Kristi Bothur is one of our contributing authors to Sunshine After the Storm. Kristi had three miscarriages between her first and fifth children. She began a local grief support group in Columbia, SC that is called Naomi’s Circle. Originally designed to be a group for those with other small children or trying to conceive or are pregnant after loss, Naomi’s Circle is open to anyone who would like to commune with other grieving parents.
Recently, she wrote this piece on her blog, This Side of Heaven, and is sharing it with us today.
11/04/2013 by Kristi Bothur
There were no photographs this time, no funeral, no evidence that she’d ever lived except for our three ultrasound pictures and our broken hearts.
But the thing about rainbows is…they don’t have to stick around long to make an impact on your heart.

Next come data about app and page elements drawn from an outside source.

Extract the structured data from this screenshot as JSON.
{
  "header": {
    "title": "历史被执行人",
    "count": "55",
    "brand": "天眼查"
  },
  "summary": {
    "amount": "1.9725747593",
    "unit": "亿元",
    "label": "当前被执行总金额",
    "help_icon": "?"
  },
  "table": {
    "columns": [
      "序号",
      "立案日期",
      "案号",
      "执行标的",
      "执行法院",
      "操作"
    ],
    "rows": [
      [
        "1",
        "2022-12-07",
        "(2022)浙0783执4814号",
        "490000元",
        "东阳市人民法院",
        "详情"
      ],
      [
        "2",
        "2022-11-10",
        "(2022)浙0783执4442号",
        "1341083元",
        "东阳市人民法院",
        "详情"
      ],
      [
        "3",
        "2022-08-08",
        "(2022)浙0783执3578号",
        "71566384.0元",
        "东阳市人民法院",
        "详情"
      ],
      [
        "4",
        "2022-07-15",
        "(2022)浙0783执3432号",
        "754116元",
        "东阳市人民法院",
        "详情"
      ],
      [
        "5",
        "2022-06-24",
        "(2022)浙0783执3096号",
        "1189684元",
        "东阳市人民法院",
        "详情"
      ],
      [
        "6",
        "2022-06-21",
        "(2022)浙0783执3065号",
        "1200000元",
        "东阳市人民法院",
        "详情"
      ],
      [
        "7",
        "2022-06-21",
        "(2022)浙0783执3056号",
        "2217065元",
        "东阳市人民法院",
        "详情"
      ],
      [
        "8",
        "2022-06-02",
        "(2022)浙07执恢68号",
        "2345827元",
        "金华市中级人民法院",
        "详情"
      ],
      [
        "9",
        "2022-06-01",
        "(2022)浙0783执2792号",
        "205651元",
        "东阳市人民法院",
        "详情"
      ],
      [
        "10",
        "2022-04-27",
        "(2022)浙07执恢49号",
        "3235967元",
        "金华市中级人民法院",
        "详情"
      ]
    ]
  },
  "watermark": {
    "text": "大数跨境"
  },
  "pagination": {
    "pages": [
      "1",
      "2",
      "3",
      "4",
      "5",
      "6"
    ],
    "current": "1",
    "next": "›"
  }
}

I remember on our honeymoon during a few days in Yellowstone National Park, the weather was misty and we were on the lookout for rainbows. It didn’t matter if they we’re brilliant or faint or if they lasted a few seconds or several minutes. Something about seeing rainbows filled us with joy and hope, as we remembered God’s promise of future faithfulness, to never again overwhelm the world with a flood.The same was true of our little rainbow. We named her Kyria Hope, assuming she was a girl, like our first two. “Kyria” from 2 John, when the apostle refers to the “chosen lady”. We believed with all or hearts that God chose to give Kyria to us, that her brief life had a purpose, and that we will someday get to speak with her face to face (2 John 1:12). Her middle name, Hope, was because God used her life to fill me with hope – not in another pregnancy, but in the reminder of the lessons I had learned when we lost Naomi, that even when we despair of life itself, we can have hope in Jesus (2 Corinthians 1:8-11).
Kyria often gets overlooked in our story. Naomi was our first loss, our most traumatic medically-speaking, the one we got to hold and take pictures of, and the one we named our Naomi’s Circle ministry for. I some ways, my missing of her was more intense, and for a while I felt guilty about that. Losing Kyria, though, taught me an important lesson – it’s okay to grieve different losses differently. It doesn’t mean you love one baby more and another less. It doesn’t make you a bad mother.
I knew Naomi longer and losing her changed my life so drastically, ushering me into the pregnancy loss community. Kyria’s passing was more of a “normal” miscarriage, but God has used her life to show me what so many other women go through, and that no matter how far along a loss occurs, it’s still your child.So today, I am thinking fondly of our little girl who, if she had lived, would have been three on our anniversary this past June – our third child, our inspiration for Pregnancy and Infant Loss Remembrance Sunday, our little rainbow. I can’t wait to meet her in Heaven!